The education ministry shocked Japan’s research community last Friday when it named Tohoku University as the first recipient of investment returns from a ¥10 trillion ($68 billion) new university endowment fund over two of the most respected academic institutions in the nation.

The news left many in academia reeling because the advisory board tasked with selecting institutions to benefit from the fund — dubbed Japan’s “last chance” to reverse its decline in research competitiveness — chose Tohoku over the two other shortlisted candidates: the University of Tokyo and Kyoto University. Those two institutions, which have led Japan’s academic development, were both widely regarded as the front-runners.

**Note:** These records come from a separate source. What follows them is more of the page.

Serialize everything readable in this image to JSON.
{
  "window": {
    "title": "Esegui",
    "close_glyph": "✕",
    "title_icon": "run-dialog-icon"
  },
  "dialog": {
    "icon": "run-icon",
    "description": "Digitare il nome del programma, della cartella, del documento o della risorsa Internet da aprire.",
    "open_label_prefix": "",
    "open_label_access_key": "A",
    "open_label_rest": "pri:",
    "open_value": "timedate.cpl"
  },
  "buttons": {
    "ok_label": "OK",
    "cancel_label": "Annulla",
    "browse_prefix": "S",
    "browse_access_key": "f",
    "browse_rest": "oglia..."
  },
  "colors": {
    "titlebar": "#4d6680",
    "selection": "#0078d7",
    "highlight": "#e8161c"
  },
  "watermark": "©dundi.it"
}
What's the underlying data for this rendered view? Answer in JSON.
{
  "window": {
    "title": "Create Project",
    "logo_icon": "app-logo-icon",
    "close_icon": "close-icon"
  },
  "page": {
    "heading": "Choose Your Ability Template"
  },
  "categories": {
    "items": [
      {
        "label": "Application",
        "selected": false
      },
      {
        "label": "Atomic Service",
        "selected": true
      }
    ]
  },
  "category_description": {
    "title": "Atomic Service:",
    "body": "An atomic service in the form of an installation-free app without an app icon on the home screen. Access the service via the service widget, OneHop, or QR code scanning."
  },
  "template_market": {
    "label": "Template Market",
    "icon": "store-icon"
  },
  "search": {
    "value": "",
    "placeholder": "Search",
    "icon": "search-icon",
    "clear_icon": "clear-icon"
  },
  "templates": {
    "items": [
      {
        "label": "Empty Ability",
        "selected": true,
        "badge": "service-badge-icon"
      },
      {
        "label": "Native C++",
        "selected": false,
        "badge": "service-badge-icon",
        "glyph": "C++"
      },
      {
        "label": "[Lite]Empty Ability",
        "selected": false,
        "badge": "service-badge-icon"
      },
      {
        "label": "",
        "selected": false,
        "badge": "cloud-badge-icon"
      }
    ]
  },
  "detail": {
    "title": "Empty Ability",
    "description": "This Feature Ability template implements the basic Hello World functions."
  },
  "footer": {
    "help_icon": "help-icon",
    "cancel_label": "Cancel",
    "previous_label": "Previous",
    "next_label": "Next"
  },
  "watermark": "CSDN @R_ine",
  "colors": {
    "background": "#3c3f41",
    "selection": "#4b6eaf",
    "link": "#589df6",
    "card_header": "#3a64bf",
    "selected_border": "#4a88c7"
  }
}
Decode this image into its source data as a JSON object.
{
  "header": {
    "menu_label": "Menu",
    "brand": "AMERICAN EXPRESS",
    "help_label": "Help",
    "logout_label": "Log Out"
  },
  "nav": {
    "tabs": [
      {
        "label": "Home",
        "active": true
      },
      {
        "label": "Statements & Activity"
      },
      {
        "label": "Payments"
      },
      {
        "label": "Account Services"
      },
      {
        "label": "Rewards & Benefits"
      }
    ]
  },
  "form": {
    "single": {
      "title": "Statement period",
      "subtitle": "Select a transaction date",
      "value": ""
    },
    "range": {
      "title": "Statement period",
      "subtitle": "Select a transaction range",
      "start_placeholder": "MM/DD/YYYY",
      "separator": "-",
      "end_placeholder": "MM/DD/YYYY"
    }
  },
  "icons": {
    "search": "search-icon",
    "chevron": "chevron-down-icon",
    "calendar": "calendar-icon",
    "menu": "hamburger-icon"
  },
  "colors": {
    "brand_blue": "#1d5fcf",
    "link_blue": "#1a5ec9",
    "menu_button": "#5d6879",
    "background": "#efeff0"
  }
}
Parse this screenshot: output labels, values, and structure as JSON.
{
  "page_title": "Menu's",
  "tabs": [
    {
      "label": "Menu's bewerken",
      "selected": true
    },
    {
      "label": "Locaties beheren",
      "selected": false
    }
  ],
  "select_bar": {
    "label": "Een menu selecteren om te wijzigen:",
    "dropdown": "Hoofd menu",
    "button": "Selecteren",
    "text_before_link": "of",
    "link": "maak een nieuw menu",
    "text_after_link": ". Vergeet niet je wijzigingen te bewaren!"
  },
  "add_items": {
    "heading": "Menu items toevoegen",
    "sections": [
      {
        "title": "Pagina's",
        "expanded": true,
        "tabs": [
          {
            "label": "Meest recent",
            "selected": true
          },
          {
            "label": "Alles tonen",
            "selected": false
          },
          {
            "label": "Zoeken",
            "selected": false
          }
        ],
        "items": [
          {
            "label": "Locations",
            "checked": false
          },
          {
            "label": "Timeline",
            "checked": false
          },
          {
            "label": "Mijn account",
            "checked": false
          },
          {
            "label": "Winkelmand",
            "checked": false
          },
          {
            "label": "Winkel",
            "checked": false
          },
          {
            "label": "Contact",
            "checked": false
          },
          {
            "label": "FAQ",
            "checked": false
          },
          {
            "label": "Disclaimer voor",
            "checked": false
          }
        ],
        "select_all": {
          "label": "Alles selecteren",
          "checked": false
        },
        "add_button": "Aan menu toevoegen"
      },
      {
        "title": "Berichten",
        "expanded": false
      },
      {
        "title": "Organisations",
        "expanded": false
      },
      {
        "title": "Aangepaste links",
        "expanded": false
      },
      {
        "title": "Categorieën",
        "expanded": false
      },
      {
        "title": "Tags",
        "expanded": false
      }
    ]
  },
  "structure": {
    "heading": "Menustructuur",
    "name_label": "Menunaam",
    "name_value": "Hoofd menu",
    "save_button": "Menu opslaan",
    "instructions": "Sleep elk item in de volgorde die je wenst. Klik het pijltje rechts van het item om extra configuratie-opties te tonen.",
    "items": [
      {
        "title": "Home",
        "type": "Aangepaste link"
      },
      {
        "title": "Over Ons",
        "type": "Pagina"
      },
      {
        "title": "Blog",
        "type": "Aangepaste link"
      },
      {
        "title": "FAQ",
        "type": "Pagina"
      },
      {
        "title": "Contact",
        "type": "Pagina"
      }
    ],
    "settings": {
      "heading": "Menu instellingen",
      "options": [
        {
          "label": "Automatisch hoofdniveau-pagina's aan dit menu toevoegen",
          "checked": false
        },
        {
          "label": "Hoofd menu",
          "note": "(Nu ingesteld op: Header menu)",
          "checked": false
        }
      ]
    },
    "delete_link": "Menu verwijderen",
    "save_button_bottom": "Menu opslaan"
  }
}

In addition, the fact that only one university was selected out of a total of 10 applicants — mostly national universities carrying out costly big-science projects — left many wondering: Why Tohoku University? And why Tohoku alone?